**LISTED RECORDS:**
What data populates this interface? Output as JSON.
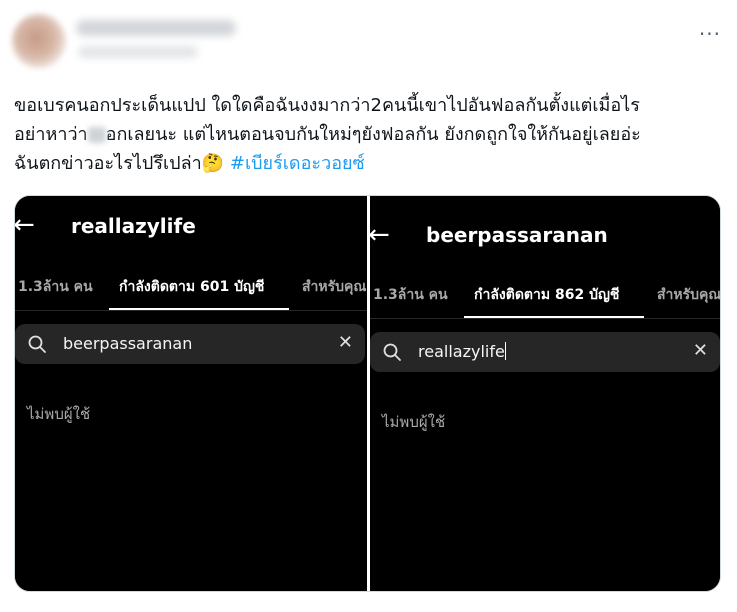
{
  "tweet": {
    "line1": "ขอเบรคนอกประเด็นแปป ใดใดคือฉันงงมากว่า2คนนี้เขาไปอันฟอลกันตั้งแต่เมื่อไร",
    "line2_a": "อย่าหาว่า",
    "line2_b": "อกเลยนะ แต่ไหนตอนจบกันใหม่ๆยังฟอลกัน ยังกดถูกใจให้กันอยู่เลยอ่ะ",
    "line3": "ฉันตกข่าวอะไรไปรึเปล่า",
    "emoji": "🤔",
    "hashtag": "#เบียร์เดอะวอยซ์",
    "more": "···"
  },
  "left": {
    "username": "reallazylife",
    "tab_followers": "1.3ล้าน คน",
    "tab_following": "กำลังติดตาม 601 บัญชี",
    "tab_for_you": "สำหรับคุณ",
    "search_value": "beerpassaranan",
    "no_users": "ไม่พบผู้ใช้"
  },
  "right": {
    "username": "beerpassaranan",
    "tab_followers": "1.3ล้าน คน",
    "tab_following": "กำลังติดตาม 862 บัญชี",
    "tab_for_you": "สำหรับคุณ",
    "search_value": "reallazylife",
    "no_users": "ไม่พบผู้ใช้"
  },
  "icons": {
    "back": "←",
    "clear": "✕"
  },
  "colors": {
    "hashtag": "#1d9bf0",
    "panel_bg": "#000000",
    "search_bg": "#262626"
  }
}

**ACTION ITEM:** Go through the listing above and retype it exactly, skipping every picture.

**OUTPUT OF THE EXERCISE:**
What data populates this interface? Output as JSON.
{
  "tweet": {
    "line1": "ขอเบรคนอกประเด็นแปป ใดใดคือฉันงงมากว่า2คนนี้เขาไปอันฟอลกันตั้งแต่เมื่อไร",
    "line2_a": "อย่าหาว่า",
    "line2_b": "อกเลยนะ แต่ไหนตอนจบกันใหม่ๆยังฟอลกัน ยังกดถูกใจให้กันอยู่เลยอ่ะ",
    "line3": "ฉันตกข่าวอะไรไปรึเปล่า",
    "emoji": "🤔",
    "hashtag": "#เบียร์เดอะวอยซ์",
    "more": "···"
  },
  "left": {
    "username": "reallazylife",
    "tab_followers": "1.3ล้าน คน",
    "tab_following": "กำลังติดตาม 601 บัญชี",
    "tab_for_you": "สำหรับคุณ",
    "search_value": "beerpassaranan",
    "no_users": "ไม่พบผู้ใช้"
  },
  "right": {
    "username": "beerpassaranan",
    "tab_followers": "1.3ล้าน คน",
    "tab_following": "กำลังติดตาม 862 บัญชี",
    "tab_for_you": "สำหรับคุณ",
    "search_value": "reallazylife",
    "no_users": "ไม่พบผู้ใช้"
  },
  "icons": {
    "back": "←",
    "clear": "✕"
  },
  "colors": {
    "hashtag": "#1d9bf0",
    "panel_bg": "#000000",
    "search_bg": "#262626"
  }
}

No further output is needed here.